Certainly, not all U.S. companies have clean hands. In October, a former vice-president at Lockheed Martin Corp. was sentenced to 18 months in prison and a $125,000 fine for bribing a member of the Egyptian Parliament to win an order for three C-130 cargo planes. The case is surprising because Lockheed was at the center of a bribery scandal in Japan nearly 20 years ago and has signed a consent decree to refrain from such practices. That paved the way for the 1977 Foreign Corrupt Practices Act, which bars U.S. companies from paying bribes to win business.
Some U.S. companies find creative ways to skirt the law. To secure a mining venture in a developing nation, an American company recently flew officials from the country to the U.S., put them up in a fancy hotel for a week, and gave them a wad of cash for a shopping spree. A U.S. intelligence source says the trip is problematic: "What's the difference between giving an official shopping money and handing him an envelope of cash in his office?"
But U.S. and other trade experts have little doubt that overseas companies are more likely to offer bribes because their cultures and legal systems permit it. In France, foreign payments to middlemen are considered legitimate business tax deductions. Germany has similar rules, though officials in Bonn say they might junk them if there were an international accord to outlaw bribery.
Even so, there's little U.S. support for easing antibribery laws. Instead, many American executives are urging the Administration to mount an aggressive campaign to get foreigners to play more by U.S. rules. For starters, open up to public scrutiny the contracting process for projects funded by multilateral development banks, says Calman J. Cohen, vice-president of the Emergency Committee for American Trade, a group of 60 chief executives of America's leading exporters.
U.S. officials vow to fight for reform. And foreign trading partners may find that a good idea. As long as everyone--including the U.S.--promises to play by the rules.
PULLED LOANS In 1993, France warned an African government that it would withdraw government guarantees on outstanding loans if Alcatel didn't win a $20 million telecom switching contract. Alcatel declined comment. Government officials couldn't be reached.
BRIBES A German high-tech company, identified by sources as Siemens, allegedly offered bribes in connection with bids on 11 contracts from 1987 to 1994. It won 7 of the deals. Siemens won't comment.
POLITICAL THREATS Officials of Airbus Industrie, the European airframe consortium, threatened to block entry to the European Union for Turkey and Malta if those nations' carriers bought U.S. planes. Airbus denies the charge.
TIT-FOR-TAT AID Former French President Franois Mitterrand, leading a trade mission to Hanoi, demanded a 20% share of Vietnam's telco market as a condition of French foreign aid. Neither governments' officials could be reached.
DEBT FORGIVENESS To help a Japanese company win a $30 million supercomputer order from Brazil, the Bank of Japan said it would credit the purchase against Brazil's debt to Tokyo.
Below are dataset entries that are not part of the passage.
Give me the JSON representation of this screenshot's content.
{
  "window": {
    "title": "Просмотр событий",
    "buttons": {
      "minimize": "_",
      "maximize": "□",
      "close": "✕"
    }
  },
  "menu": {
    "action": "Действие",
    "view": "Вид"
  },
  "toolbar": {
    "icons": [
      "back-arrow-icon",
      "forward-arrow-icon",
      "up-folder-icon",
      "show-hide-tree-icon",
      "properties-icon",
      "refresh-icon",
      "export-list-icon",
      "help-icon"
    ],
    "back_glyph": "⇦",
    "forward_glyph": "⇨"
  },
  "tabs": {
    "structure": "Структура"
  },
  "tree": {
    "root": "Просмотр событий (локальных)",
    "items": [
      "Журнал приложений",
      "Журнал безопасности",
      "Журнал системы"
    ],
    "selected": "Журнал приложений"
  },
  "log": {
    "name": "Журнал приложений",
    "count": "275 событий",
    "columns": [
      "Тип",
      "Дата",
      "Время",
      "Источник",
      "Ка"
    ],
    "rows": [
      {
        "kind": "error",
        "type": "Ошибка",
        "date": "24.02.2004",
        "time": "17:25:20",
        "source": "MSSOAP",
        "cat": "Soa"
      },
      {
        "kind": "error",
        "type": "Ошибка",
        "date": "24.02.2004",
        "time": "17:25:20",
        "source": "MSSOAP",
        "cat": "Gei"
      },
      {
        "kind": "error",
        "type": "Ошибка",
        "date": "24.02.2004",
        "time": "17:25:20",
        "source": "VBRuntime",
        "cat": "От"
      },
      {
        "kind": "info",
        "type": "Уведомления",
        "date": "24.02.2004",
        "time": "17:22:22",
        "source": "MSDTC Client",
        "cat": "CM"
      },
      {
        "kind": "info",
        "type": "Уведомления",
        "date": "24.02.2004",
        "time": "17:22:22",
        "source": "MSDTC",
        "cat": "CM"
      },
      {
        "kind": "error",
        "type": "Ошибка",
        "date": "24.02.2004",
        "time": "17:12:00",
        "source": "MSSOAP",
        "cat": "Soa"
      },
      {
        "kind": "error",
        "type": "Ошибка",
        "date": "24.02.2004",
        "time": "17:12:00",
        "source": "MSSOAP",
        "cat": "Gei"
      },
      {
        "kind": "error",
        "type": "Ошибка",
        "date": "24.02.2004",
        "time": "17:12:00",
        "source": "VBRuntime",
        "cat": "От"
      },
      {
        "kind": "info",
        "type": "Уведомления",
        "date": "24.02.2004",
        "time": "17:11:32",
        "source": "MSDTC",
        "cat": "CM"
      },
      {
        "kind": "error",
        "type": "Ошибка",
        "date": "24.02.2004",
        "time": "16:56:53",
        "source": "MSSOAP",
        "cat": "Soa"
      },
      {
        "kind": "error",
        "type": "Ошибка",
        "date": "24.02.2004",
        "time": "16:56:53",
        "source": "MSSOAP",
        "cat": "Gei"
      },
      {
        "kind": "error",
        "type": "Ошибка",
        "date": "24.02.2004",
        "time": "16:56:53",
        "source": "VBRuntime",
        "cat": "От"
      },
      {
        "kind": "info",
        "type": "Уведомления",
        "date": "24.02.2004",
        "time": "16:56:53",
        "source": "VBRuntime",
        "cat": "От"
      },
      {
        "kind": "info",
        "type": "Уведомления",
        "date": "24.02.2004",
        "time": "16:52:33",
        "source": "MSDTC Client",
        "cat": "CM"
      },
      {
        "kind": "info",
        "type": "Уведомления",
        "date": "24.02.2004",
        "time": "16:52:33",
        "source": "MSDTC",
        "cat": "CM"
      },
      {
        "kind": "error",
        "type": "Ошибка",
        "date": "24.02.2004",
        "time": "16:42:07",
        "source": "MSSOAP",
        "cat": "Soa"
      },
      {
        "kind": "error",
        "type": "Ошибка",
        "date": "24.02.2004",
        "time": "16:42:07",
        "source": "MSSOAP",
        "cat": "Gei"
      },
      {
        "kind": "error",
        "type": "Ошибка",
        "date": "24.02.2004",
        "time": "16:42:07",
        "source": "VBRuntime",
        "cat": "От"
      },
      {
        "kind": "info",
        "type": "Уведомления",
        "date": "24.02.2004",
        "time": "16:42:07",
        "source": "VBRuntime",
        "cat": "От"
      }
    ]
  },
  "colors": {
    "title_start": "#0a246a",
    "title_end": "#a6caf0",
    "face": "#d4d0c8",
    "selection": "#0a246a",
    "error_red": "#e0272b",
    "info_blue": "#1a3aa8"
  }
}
Bank of Japan says it knows nothing of the incident, but NEC did win such a contract.By Amy Borrus in Washington, with Stewart Toy in Paris and Peggy Salz-Trautman in Bonn